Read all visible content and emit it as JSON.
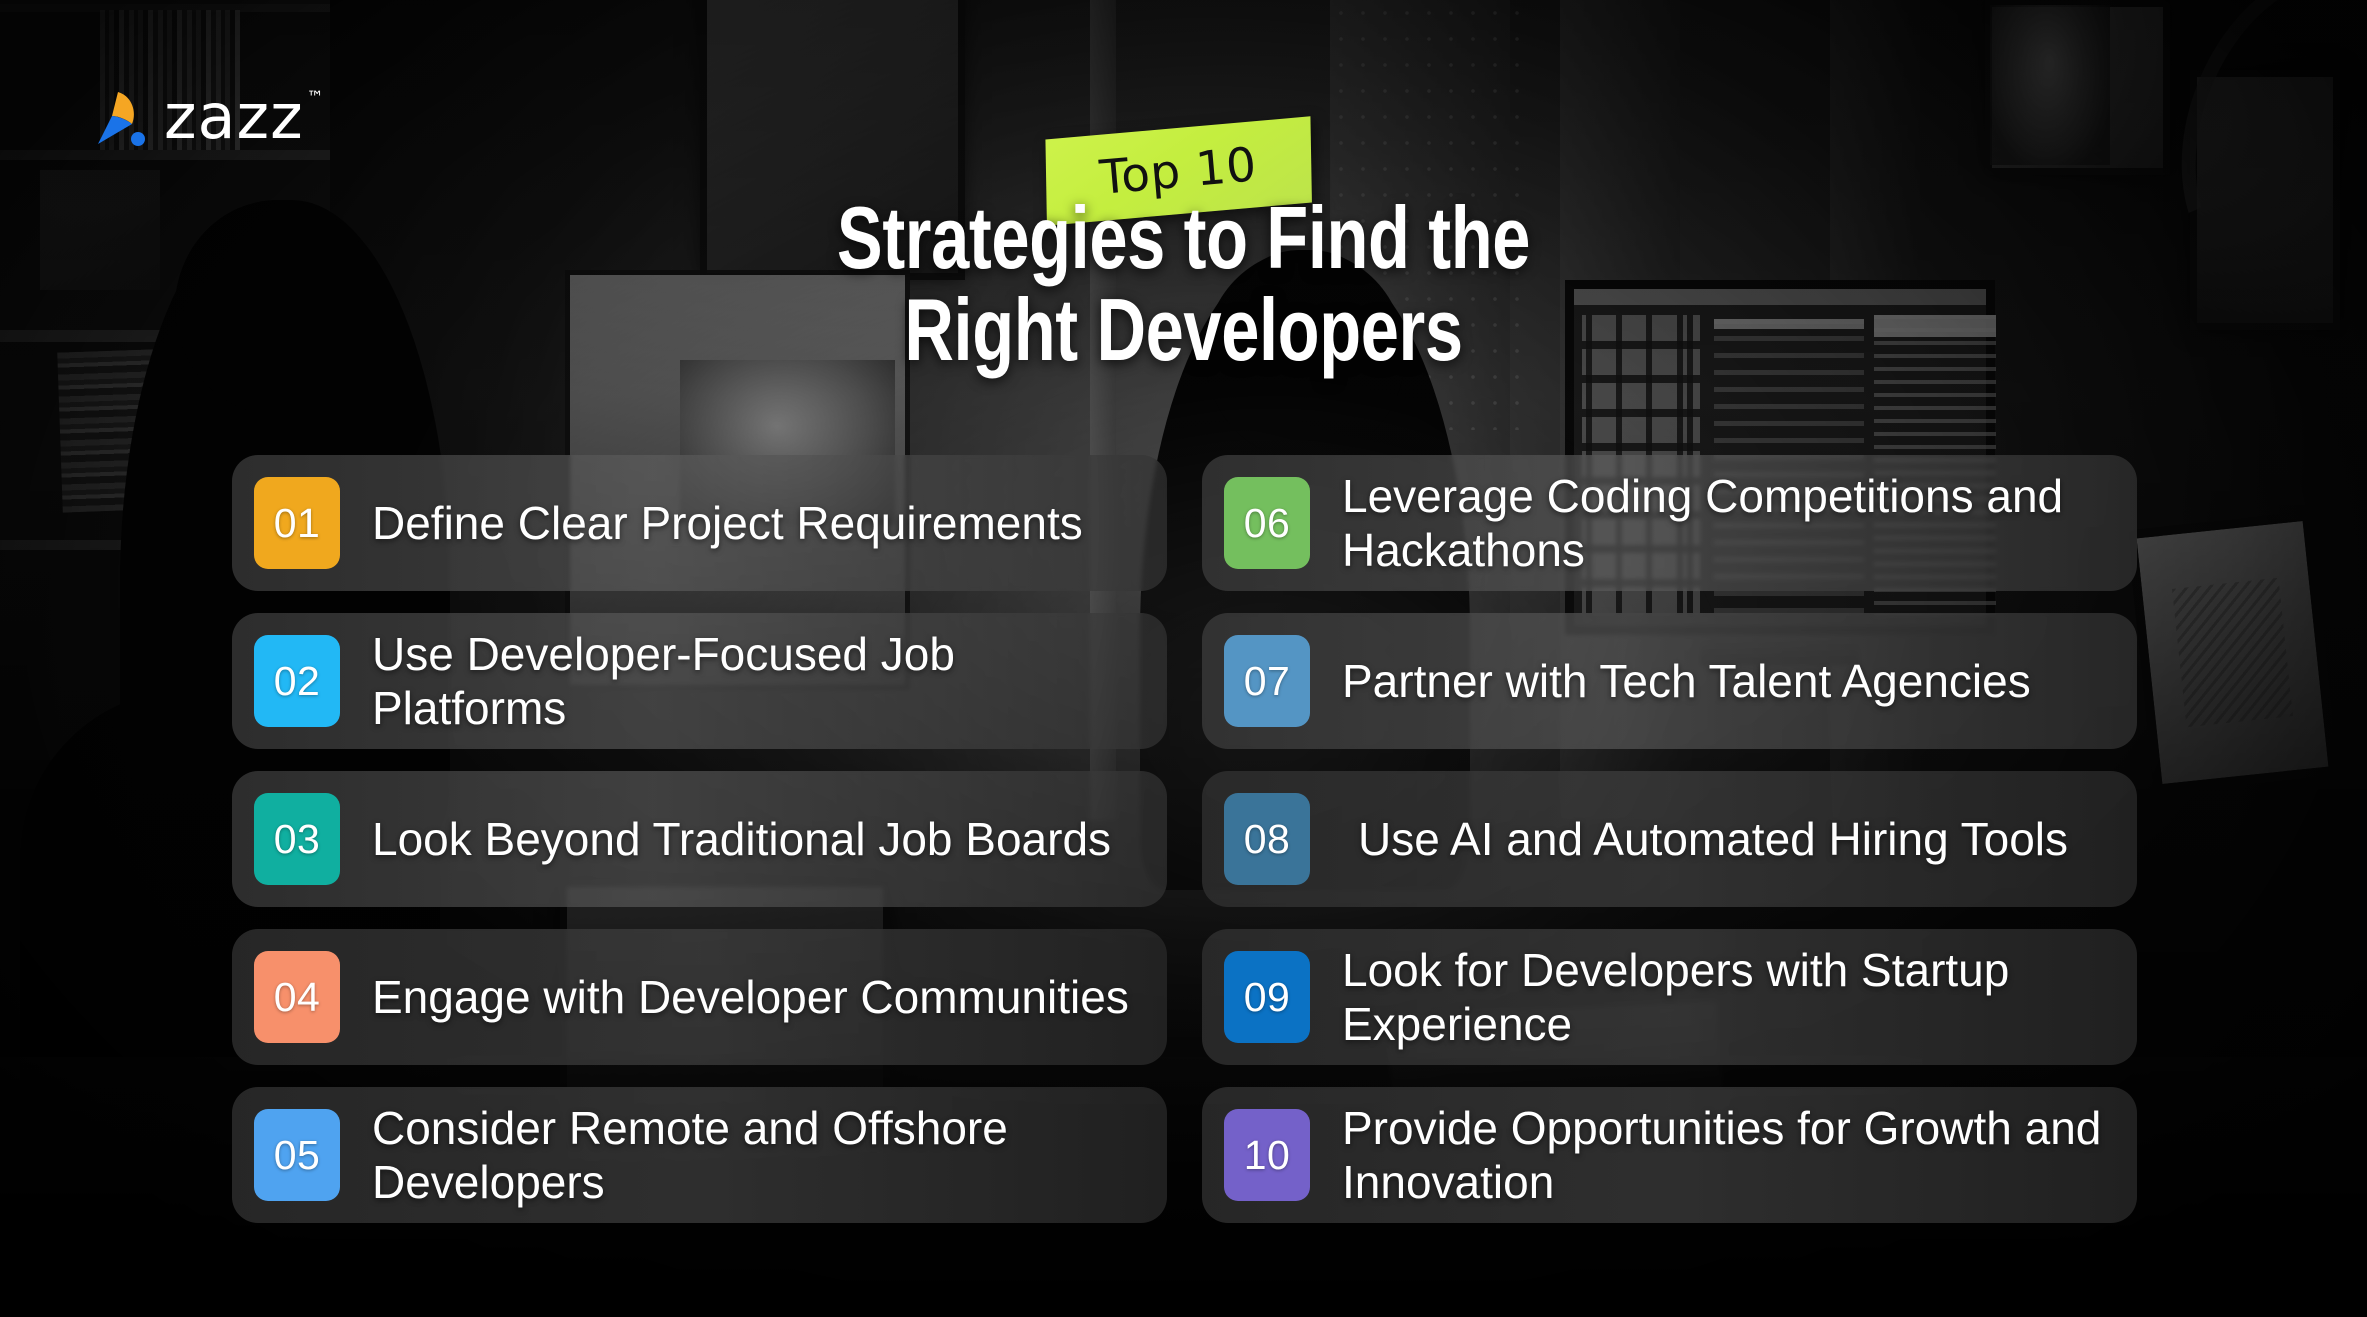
{
  "brand": {
    "logo_text": "zazz",
    "trademark": "™",
    "logo_colors": {
      "blue": "#1a73e8",
      "orange": "#f5a623"
    }
  },
  "title": {
    "sticker_label": "Top 10",
    "sticker_color": "#c8ef46",
    "line1": "Strategies to Find the",
    "line2": "Right Developers"
  },
  "list": {
    "left_column": [
      {
        "number": "01",
        "label": "Define Clear Project Requirements",
        "color": "#f0a81e"
      },
      {
        "number": "02",
        "label": "Use Developer-Focused Job Platforms",
        "color": "#22b8f5"
      },
      {
        "number": "03",
        "label": "Look Beyond Traditional Job Boards",
        "color": "#10afa0"
      },
      {
        "number": "04",
        "label": "Engage with Developer Communities",
        "color": "#f7906b"
      },
      {
        "number": "05",
        "label": "Consider Remote and Offshore Developers",
        "color": "#4fa3f0"
      }
    ],
    "right_column": [
      {
        "number": "06",
        "label": "Leverage Coding Competitions and Hackathons",
        "color": "#74bf5e"
      },
      {
        "number": "07",
        "label": "Partner with Tech Talent Agencies",
        "color": "#5495c4"
      },
      {
        "number": "08",
        "label": "Use AI and Automated Hiring Tools",
        "color": "#3a7499"
      },
      {
        "number": "09",
        "label": "Look for Developers with Startup Experience",
        "color": "#0b72c4"
      },
      {
        "number": "10",
        "label": "Provide Opportunities for Growth and Innovation",
        "color": "#7461c9"
      }
    ]
  }
}
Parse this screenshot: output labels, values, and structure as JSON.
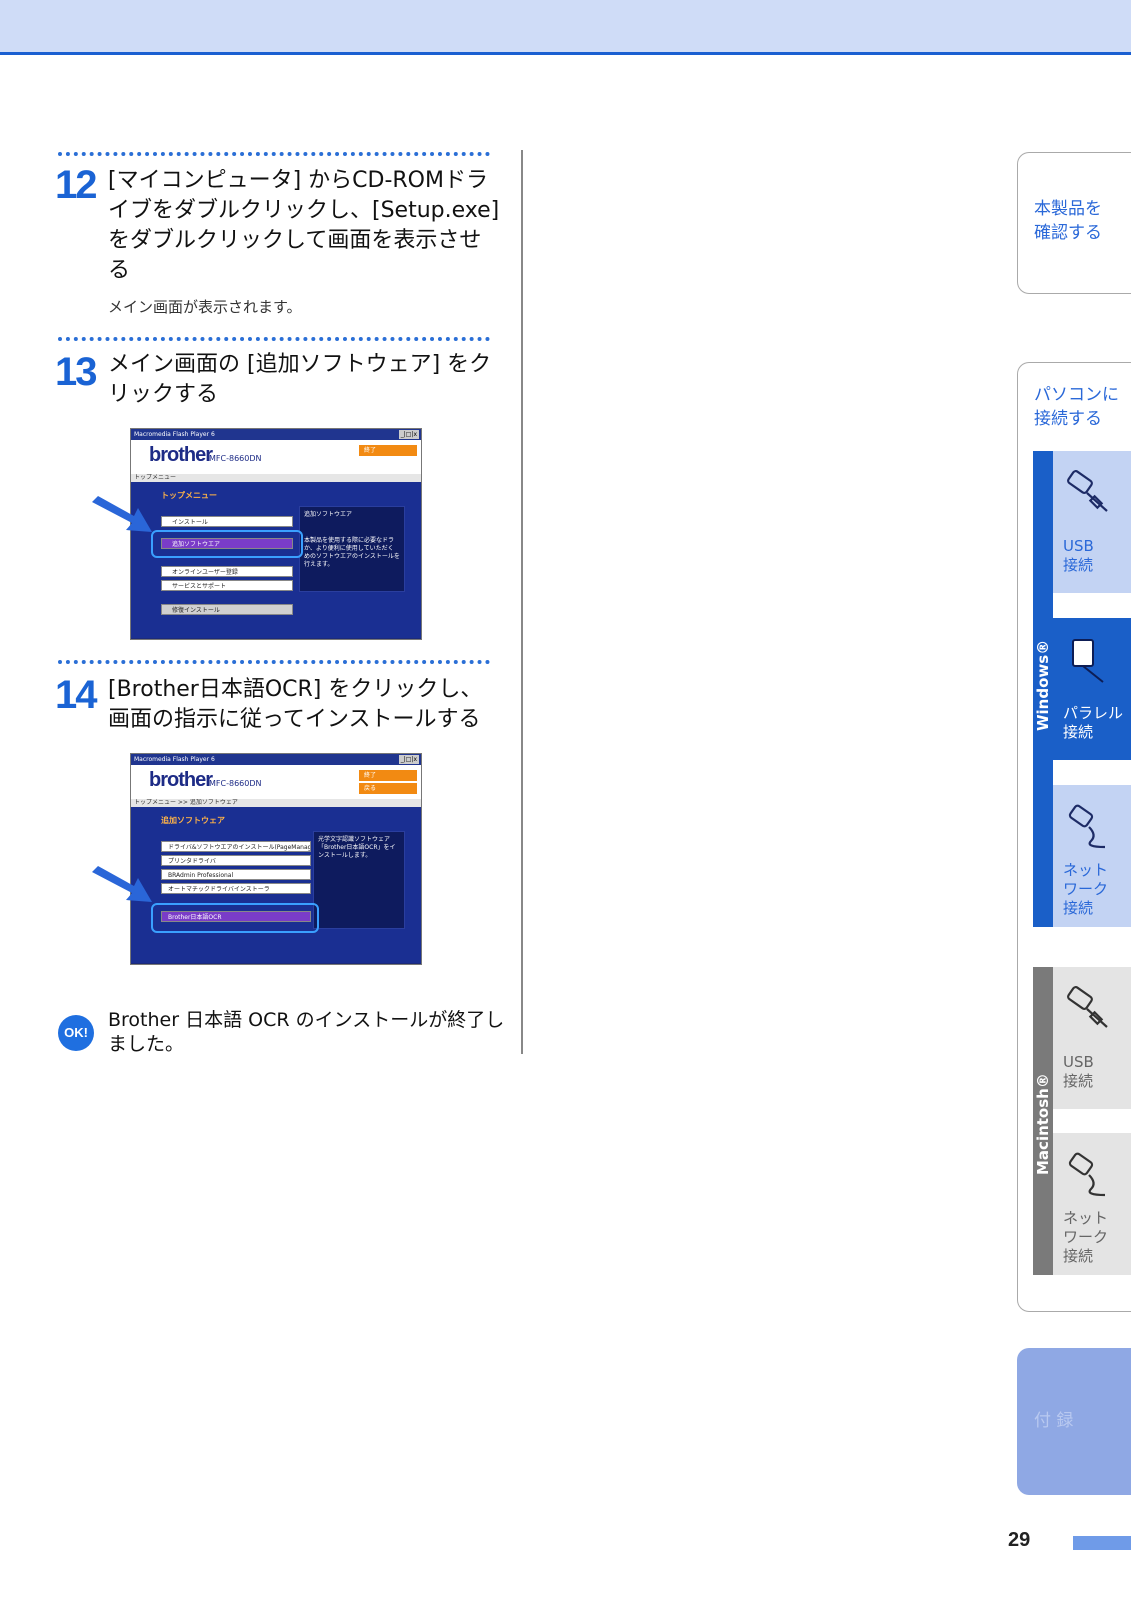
{
  "step12": {
    "number": "12",
    "text": "[マイコンピュータ] からCD-ROMドライブをダブルクリックし、[Setup.exe]をダブルクリックして画面を表示させる",
    "note": "メイン画面が表示されます。"
  },
  "step13": {
    "number": "13",
    "text": "メイン画面の [追加ソフトウェア] をクリックする",
    "screenshot": {
      "title": "Macromedia Flash Player 6",
      "winbtns": "_|□|x",
      "brand": "brother",
      "model": "MFC-8660DN",
      "exit": "終了",
      "crumb": "トップメニュー",
      "section": "トップメニュー",
      "buttons": [
        "インストール",
        "追加ソフトウエア",
        "オンラインユーザー登録",
        "サービスとサポート",
        "修復インストール"
      ],
      "panel_title": "追加ソフトウエア",
      "panel_text": "本製品を使用する際に必要なドラ か、より便利に使用していただく めのソフトウエアのインストールを行えます。"
    }
  },
  "step14": {
    "number": "14",
    "text": "[Brother日本語OCR] をクリックし、画面の指示に従ってインストールする",
    "screenshot": {
      "title": "Macromedia Flash Player 6",
      "winbtns": "_|□|x",
      "brand": "brother",
      "model": "MFC-8660DN",
      "exit": "終了",
      "back": "戻る",
      "crumb": "トップメニュー >> 追加ソフトウェア",
      "section": "追加ソフトウェア",
      "buttons": [
        "ドライバ&ソフトウエアのインストール(PageManager 以外)",
        "プリンタドライバ",
        "BRAdmin Professional",
        "オートマチックドライバインストーラ",
        "Brother日本語OCR"
      ],
      "panel_text": "光学文字認識ソフトウェア「Brother日本語OCR」をインストールします。"
    }
  },
  "ok": {
    "icon": "OK!",
    "text": "Brother 日本語 OCR のインストールが終了しました。"
  },
  "sidebar": {
    "tab1": [
      "本製品を",
      "確認する"
    ],
    "tab2": [
      "パソコンに",
      "接続する"
    ],
    "windows_label": "Windows®",
    "macintosh_label": "Macintosh®",
    "win_usb": [
      "USB",
      "接続"
    ],
    "win_parallel": [
      "パラレル",
      "接続"
    ],
    "win_network": [
      "ネット",
      "ワーク",
      "接続"
    ],
    "mac_usb": [
      "USB",
      "接続"
    ],
    "mac_network": [
      "ネット",
      "ワーク",
      "接続"
    ],
    "appendix": "付 録"
  },
  "page_number": "29",
  "colors": {
    "accent": "#1a63d4",
    "tab_active": "#1a5fc8",
    "tab_inactive": "#c3d3f3",
    "mac_bar": "#7a7a7a"
  }
}
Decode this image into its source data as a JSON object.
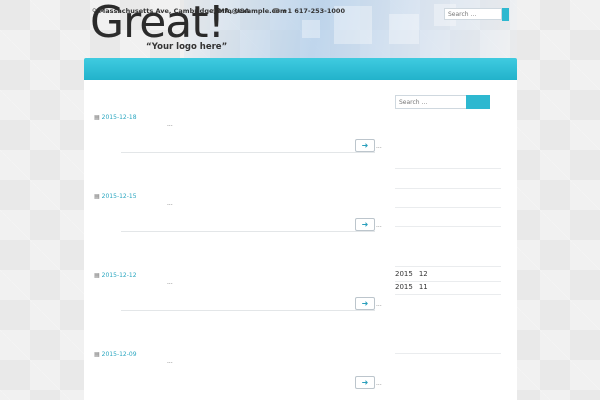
{
  "header": {
    "logo_text": "Great!",
    "tagline": "“Your logo here”",
    "address": "Massachusetts Ave, Cambridge, MA, USA",
    "email": "info@example.com",
    "phone": "+1 617-253-1000",
    "search_placeholder": "Search ...",
    "icons": {
      "address": "map-marker-icon",
      "email": "envelope-icon",
      "phone": "phone-icon"
    }
  },
  "colors": {
    "accent": "#29a6c0",
    "nav": "#2eb8d0",
    "content_bg": "#ffffff",
    "page_bg": "#e9e9e9"
  },
  "posts": [
    {
      "date": "2015-12-18",
      "excerpt": "...",
      "more": "..."
    },
    {
      "date": "2015-12-15",
      "excerpt": "...",
      "more": "..."
    },
    {
      "date": "2015-12-12",
      "excerpt": "...",
      "more": "..."
    },
    {
      "date": "2015-12-09",
      "excerpt": "...",
      "more": "..."
    }
  ],
  "sidebar": {
    "search_placeholder": "Search ...",
    "archives": [
      {
        "year": "2015",
        "month": "12"
      },
      {
        "year": "2015",
        "month": "11"
      }
    ]
  }
}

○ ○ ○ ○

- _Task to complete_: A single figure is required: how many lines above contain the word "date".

- _Answer to the exercise_: 4